◆ Your instructions: Across the following data, how many lines include the string "true"? Reply with the number and nothing more.

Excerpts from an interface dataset
[Start of Attachment]
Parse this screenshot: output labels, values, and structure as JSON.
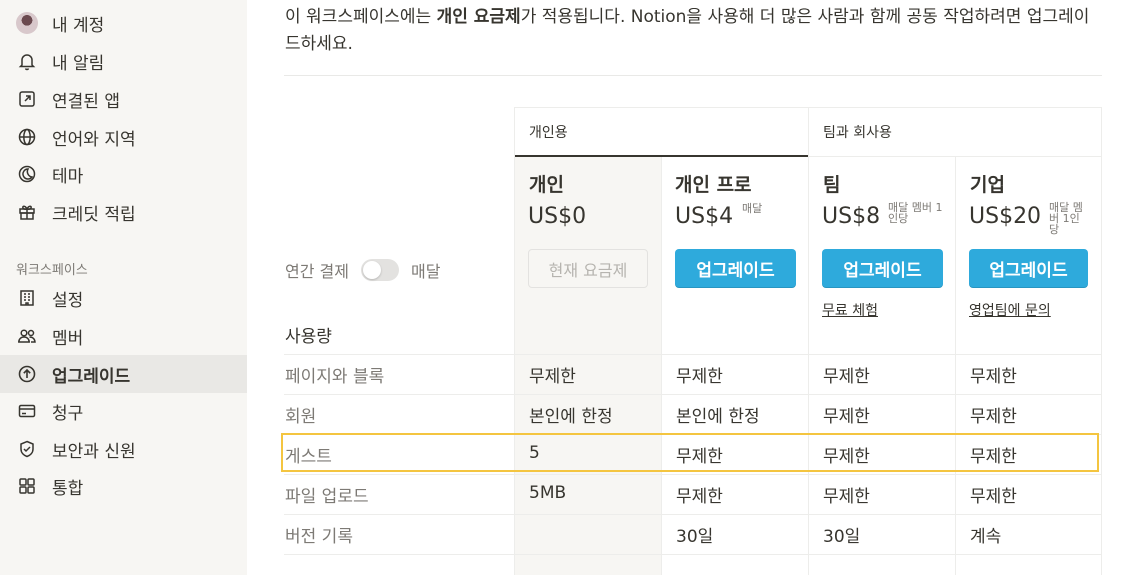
{
  "sidebar": {
    "account_items": [
      {
        "label": "내 계정",
        "icon": "avatar"
      },
      {
        "label": "내 알림",
        "icon": "bell-icon"
      },
      {
        "label": "연결된 앱",
        "icon": "external-link-icon"
      },
      {
        "label": "언어와 지역",
        "icon": "globe-icon"
      },
      {
        "label": "테마",
        "icon": "moon-icon"
      },
      {
        "label": "크레딧 적립",
        "icon": "gift-icon"
      }
    ],
    "workspace_label": "워크스페이스",
    "workspace_items": [
      {
        "label": "설정",
        "icon": "building-icon"
      },
      {
        "label": "멤버",
        "icon": "people-icon"
      },
      {
        "label": "업그레이드",
        "icon": "upgrade-arrow-icon",
        "active": true
      },
      {
        "label": "청구",
        "icon": "credit-card-icon"
      },
      {
        "label": "보안과 신원",
        "icon": "shield-icon"
      },
      {
        "label": "통합",
        "icon": "grid-icon"
      }
    ]
  },
  "intro": {
    "prefix": "이 워크스페이스에는 ",
    "bold": "개인 요금제",
    "suffix": "가 적용됩니다. Notion을 사용해 더 많은 사람과 함께 공동 작업하려면 업그레이드하세요."
  },
  "groups": {
    "personal": "개인용",
    "team": "팀과 회사용"
  },
  "billing": {
    "annual": "연간 결제",
    "monthly": "매달"
  },
  "usage_title": "사용량",
  "plans": [
    {
      "name": "개인",
      "price": "US$0",
      "unit": "",
      "button": "현재 요금제",
      "current": true,
      "link": ""
    },
    {
      "name": "개인 프로",
      "price": "US$4",
      "unit": "매달",
      "button": "업그레이드",
      "current": false,
      "link": ""
    },
    {
      "name": "팀",
      "price": "US$8",
      "unit": "매달 멤버 1인당",
      "button": "업그레이드",
      "current": false,
      "link": "무료 체험"
    },
    {
      "name": "기업",
      "price": "US$20",
      "unit": "매달 멤버 1인당",
      "button": "업그레이드",
      "current": false,
      "link": "영업팀에 문의"
    }
  ],
  "rows": [
    {
      "label": "페이지와 블록",
      "values": [
        "무제한",
        "무제한",
        "무제한",
        "무제한"
      ]
    },
    {
      "label": "회원",
      "values": [
        "본인에 한정",
        "본인에 한정",
        "무제한",
        "무제한"
      ]
    },
    {
      "label": "게스트",
      "values": [
        "5",
        "무제한",
        "무제한",
        "무제한"
      ],
      "highlighted": true
    },
    {
      "label": "파일 업로드",
      "values": [
        "5MB",
        "무제한",
        "무제한",
        "무제한"
      ]
    },
    {
      "label": "버전 기록",
      "values": [
        "",
        "30일",
        "30일",
        "계속"
      ]
    }
  ],
  "colors": {
    "accent": "#2eaadc",
    "highlight": "#f4c540",
    "sidebar_bg": "#f7f6f3"
  }
}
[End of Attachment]
◆ Task result: 3